Depending on where they lived, Natives of what we now call Texas had numerous choices of plants, animals and insects. Acorns, currants, grapes, juniper berries, mulberries, pecans, persimmons, and plums grew in many locales. Atakapans and Karankawas along the coast ate bears, deer, alligators, clams, ducks, oysters, and turtles extensively. Caddos in the lush eastern area grew beans, pumpkins, squash, and sunflowers, in addition to hunting bears, deer, water fowl and occasionally buffalo. The Coahuiltecans of south Texas and northern Mexico ate agave cactus bulbs, prickly pear cactus, mesquite beans and anything else edible in hard times, including maggots. Jumanos along the Rio Grande in west Texas grew beans, corn, squash and gathered mesquite beans, screw beans and prickly pear. They consumed buffalo and cultivated crops after settling on the Brazos River, in addition to eating fish, clams, berries, pecans and prickly pear cactus. The Wichita Confederacy tribes occupied north central Texas and gardened corn, beans and squash along the many waterways. The Karankawas, especially, were viewed as being tall and strongly built. The Tonkawas of central Texas congregated near the Brazos River and were adept at making rafts. The Tonkawas consumed bison, deer, fish, turtles, crawfish, snails, oysters, pecans, acorns, wild fruits, rattlesnake, rabbit.

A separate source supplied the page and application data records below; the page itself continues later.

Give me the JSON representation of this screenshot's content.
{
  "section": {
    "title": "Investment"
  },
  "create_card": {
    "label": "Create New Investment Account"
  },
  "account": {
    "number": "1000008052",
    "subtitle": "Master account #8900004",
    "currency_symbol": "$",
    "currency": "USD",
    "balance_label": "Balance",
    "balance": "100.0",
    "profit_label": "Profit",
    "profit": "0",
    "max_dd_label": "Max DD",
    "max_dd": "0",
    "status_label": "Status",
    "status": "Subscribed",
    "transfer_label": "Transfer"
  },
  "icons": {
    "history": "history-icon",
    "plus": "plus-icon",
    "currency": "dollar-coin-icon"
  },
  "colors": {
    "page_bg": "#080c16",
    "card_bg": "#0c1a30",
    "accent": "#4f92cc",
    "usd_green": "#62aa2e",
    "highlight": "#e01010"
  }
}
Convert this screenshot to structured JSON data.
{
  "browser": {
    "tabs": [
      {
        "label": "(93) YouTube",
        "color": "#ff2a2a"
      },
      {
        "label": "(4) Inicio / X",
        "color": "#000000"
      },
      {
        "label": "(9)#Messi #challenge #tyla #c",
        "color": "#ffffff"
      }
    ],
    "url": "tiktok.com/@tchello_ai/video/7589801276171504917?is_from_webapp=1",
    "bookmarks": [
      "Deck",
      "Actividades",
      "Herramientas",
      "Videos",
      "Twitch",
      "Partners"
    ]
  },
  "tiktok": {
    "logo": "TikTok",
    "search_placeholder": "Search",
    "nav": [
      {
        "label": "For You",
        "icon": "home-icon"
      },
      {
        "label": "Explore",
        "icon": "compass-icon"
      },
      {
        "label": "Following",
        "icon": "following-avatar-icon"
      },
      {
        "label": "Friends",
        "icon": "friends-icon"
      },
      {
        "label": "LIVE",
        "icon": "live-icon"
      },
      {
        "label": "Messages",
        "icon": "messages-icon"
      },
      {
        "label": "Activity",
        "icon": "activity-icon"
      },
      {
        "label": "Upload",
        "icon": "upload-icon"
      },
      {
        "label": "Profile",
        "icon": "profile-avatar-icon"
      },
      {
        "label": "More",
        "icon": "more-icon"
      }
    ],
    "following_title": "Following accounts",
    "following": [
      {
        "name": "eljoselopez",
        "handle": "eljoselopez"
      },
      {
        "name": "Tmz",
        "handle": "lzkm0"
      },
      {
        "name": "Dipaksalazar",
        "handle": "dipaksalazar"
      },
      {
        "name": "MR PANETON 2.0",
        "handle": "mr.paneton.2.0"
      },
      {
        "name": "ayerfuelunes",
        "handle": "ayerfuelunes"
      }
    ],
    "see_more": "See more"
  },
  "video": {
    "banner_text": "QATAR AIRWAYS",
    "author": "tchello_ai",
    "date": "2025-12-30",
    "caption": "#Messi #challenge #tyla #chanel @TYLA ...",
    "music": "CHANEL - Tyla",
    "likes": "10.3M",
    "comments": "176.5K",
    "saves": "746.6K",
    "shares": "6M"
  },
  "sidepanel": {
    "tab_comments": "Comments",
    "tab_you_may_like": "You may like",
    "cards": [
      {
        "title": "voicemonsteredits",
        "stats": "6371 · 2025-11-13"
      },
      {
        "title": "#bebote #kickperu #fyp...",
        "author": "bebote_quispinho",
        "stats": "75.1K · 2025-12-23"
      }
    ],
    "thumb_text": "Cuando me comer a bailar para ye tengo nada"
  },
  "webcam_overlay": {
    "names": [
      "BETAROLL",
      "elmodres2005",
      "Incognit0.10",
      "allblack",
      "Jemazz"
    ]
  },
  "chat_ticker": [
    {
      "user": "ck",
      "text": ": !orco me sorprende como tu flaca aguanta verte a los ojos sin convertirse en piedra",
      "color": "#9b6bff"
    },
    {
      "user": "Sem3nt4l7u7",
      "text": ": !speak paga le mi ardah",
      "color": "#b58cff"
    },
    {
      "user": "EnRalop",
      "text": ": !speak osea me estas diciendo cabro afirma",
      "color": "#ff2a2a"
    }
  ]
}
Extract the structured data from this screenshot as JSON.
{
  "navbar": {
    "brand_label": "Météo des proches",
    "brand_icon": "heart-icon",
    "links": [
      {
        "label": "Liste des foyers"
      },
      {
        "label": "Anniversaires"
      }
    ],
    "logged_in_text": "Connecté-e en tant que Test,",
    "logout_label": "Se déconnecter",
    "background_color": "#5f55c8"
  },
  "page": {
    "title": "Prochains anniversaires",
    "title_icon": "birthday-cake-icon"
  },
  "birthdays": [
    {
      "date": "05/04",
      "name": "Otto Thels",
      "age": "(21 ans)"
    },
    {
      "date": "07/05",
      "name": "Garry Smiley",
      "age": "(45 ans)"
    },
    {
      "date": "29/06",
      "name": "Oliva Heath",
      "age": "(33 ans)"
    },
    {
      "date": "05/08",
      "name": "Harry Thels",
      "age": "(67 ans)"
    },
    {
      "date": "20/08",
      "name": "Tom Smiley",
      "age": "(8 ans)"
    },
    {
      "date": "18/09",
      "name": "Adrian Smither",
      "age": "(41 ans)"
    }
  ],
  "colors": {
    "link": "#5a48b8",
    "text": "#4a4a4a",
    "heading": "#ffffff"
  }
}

Taken from Devon A. Mihesuah, Recovering Our Ancestors’ Gardens: Indigenous Recipes and Guide to Diet and Fitness (University of Nebraska Press, 2005)